ABOUT THIS EXERCISE: Comb through the entries for "JSON" and pull out each line that holds it.

EXTRACTED DATA Start Marker

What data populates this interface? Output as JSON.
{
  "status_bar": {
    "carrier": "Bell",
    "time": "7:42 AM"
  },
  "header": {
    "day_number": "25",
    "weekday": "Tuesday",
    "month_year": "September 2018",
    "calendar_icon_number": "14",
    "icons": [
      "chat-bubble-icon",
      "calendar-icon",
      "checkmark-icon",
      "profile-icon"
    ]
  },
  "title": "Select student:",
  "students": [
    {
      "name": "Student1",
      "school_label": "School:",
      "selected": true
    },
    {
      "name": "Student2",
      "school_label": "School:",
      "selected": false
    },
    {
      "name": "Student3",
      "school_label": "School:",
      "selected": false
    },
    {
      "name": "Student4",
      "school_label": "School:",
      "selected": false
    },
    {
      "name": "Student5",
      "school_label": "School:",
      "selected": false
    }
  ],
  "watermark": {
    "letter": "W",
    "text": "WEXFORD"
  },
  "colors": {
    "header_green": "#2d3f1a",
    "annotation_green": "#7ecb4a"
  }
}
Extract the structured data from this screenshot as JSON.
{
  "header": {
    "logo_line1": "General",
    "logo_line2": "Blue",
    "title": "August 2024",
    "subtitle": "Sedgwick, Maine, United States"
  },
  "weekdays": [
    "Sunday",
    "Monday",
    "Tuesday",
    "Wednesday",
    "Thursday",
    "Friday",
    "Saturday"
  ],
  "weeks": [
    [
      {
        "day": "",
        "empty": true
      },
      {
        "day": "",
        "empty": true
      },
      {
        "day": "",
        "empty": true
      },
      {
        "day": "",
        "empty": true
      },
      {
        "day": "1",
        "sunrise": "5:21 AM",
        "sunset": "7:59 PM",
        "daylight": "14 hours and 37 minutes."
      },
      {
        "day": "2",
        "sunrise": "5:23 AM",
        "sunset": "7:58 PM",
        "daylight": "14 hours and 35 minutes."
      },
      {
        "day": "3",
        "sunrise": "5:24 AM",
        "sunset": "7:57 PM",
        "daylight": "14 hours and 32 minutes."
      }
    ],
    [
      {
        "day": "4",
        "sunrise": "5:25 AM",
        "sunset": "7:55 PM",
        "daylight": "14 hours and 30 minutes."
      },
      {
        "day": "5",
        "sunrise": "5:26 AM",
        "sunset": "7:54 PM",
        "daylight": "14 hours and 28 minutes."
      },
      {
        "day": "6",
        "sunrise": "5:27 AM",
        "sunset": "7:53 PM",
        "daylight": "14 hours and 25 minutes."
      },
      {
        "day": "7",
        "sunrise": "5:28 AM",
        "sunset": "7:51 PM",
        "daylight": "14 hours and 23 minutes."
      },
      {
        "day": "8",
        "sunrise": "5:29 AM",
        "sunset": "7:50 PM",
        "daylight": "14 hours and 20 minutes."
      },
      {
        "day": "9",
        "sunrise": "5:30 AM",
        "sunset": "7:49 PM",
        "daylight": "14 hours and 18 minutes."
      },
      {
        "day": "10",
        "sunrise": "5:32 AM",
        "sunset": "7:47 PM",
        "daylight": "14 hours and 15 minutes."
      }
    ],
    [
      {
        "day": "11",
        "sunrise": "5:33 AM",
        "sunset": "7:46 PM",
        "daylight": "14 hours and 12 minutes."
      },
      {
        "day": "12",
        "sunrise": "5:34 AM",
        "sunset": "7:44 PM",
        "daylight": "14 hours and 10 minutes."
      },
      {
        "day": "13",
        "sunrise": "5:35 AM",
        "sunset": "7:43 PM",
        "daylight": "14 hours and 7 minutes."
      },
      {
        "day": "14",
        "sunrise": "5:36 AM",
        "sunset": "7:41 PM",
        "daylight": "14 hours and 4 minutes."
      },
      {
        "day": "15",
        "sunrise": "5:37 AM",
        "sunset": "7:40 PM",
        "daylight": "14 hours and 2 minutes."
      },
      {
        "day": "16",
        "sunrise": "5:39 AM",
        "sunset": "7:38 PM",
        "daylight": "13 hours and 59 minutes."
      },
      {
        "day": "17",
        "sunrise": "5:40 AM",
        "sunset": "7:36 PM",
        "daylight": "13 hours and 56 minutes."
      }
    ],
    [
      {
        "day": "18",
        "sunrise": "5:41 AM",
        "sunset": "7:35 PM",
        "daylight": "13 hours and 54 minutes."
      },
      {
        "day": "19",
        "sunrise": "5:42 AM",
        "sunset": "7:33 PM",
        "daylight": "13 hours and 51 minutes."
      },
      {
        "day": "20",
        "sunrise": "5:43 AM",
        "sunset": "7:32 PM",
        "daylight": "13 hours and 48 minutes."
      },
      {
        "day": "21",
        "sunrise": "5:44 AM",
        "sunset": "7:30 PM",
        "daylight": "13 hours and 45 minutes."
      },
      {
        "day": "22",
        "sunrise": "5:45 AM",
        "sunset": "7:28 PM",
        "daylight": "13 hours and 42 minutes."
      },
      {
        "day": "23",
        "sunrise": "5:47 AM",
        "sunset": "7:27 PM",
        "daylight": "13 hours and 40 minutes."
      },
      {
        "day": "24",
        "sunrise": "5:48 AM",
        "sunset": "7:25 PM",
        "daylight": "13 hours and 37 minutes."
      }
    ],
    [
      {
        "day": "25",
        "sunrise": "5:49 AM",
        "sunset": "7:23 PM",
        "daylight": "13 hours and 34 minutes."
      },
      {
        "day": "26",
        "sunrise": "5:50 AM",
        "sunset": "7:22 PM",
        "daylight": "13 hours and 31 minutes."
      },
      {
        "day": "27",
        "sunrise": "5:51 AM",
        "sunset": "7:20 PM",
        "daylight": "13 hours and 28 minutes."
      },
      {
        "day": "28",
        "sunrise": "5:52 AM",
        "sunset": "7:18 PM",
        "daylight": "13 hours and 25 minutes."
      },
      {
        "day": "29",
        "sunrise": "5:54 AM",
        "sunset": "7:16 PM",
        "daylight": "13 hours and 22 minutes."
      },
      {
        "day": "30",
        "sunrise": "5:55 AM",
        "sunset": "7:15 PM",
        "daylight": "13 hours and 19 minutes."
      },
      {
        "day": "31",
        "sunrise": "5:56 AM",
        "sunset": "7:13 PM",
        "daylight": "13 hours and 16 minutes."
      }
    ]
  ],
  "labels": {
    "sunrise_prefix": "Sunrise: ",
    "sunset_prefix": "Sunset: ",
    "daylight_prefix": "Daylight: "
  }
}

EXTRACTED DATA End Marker

EXERCISE SOLUTION:
What data populates this interface? Output as JSON.
Extract the structured data from this screenshot as JSON.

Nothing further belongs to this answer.